# Data shown
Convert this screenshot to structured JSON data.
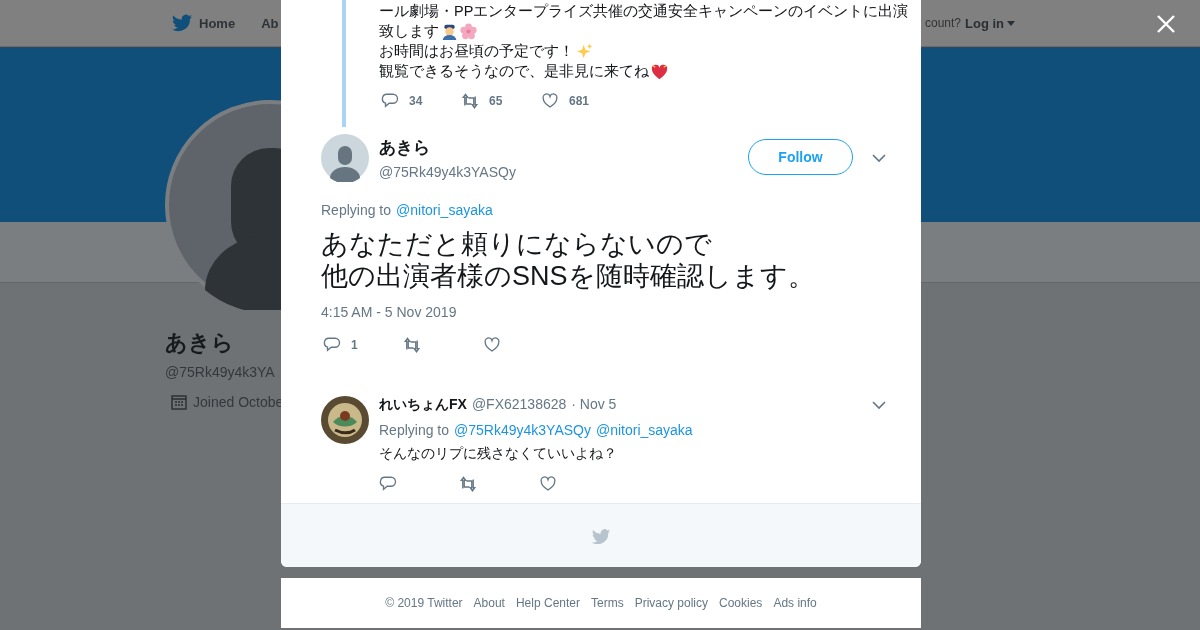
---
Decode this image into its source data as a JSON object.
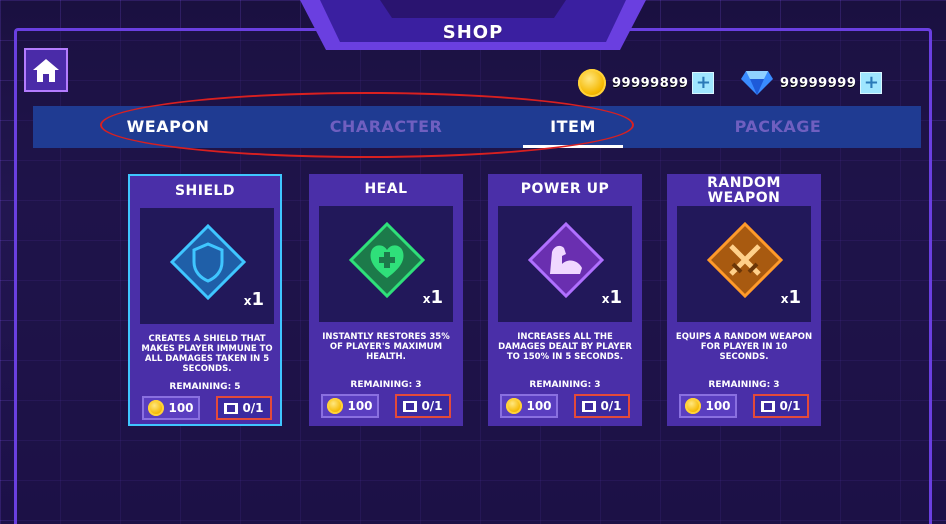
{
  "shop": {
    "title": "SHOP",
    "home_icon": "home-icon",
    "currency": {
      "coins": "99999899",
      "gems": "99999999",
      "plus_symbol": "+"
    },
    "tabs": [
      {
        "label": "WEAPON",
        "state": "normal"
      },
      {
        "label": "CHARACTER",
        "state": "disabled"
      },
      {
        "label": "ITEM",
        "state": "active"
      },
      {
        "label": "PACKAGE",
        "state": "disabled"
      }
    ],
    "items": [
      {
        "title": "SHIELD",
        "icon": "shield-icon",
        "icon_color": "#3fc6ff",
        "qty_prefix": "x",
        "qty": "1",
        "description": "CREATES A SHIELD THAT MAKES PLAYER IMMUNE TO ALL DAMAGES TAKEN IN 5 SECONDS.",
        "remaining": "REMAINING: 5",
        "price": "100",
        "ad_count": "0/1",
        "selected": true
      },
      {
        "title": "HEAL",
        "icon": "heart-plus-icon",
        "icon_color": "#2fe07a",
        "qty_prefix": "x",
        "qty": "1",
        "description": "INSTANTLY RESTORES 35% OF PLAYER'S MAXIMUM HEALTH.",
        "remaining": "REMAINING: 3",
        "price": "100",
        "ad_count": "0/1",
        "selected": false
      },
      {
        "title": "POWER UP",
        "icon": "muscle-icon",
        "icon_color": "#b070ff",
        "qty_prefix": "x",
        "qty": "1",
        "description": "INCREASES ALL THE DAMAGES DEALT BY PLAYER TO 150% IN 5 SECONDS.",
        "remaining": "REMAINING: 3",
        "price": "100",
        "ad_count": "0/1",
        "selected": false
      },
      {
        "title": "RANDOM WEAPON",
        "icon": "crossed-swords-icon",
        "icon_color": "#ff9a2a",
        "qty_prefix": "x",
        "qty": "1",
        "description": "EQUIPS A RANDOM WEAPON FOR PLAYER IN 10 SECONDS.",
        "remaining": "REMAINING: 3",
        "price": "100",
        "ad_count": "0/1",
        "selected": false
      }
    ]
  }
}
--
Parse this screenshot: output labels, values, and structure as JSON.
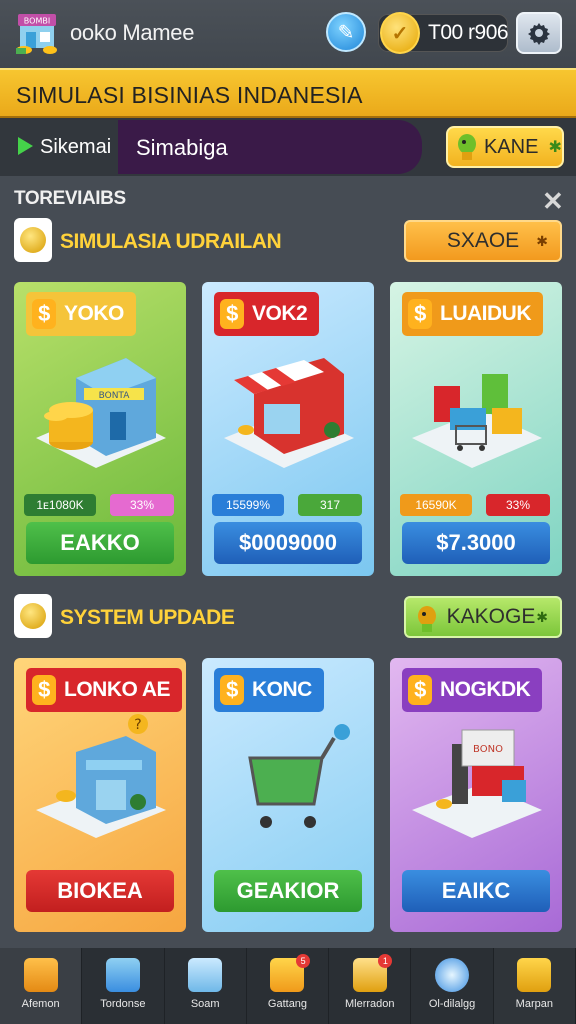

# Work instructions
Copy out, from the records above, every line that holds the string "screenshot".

# Response box
Convert this screenshot to structured JSON data.
Parse this screenshot: output labels, values, and structure as JSON.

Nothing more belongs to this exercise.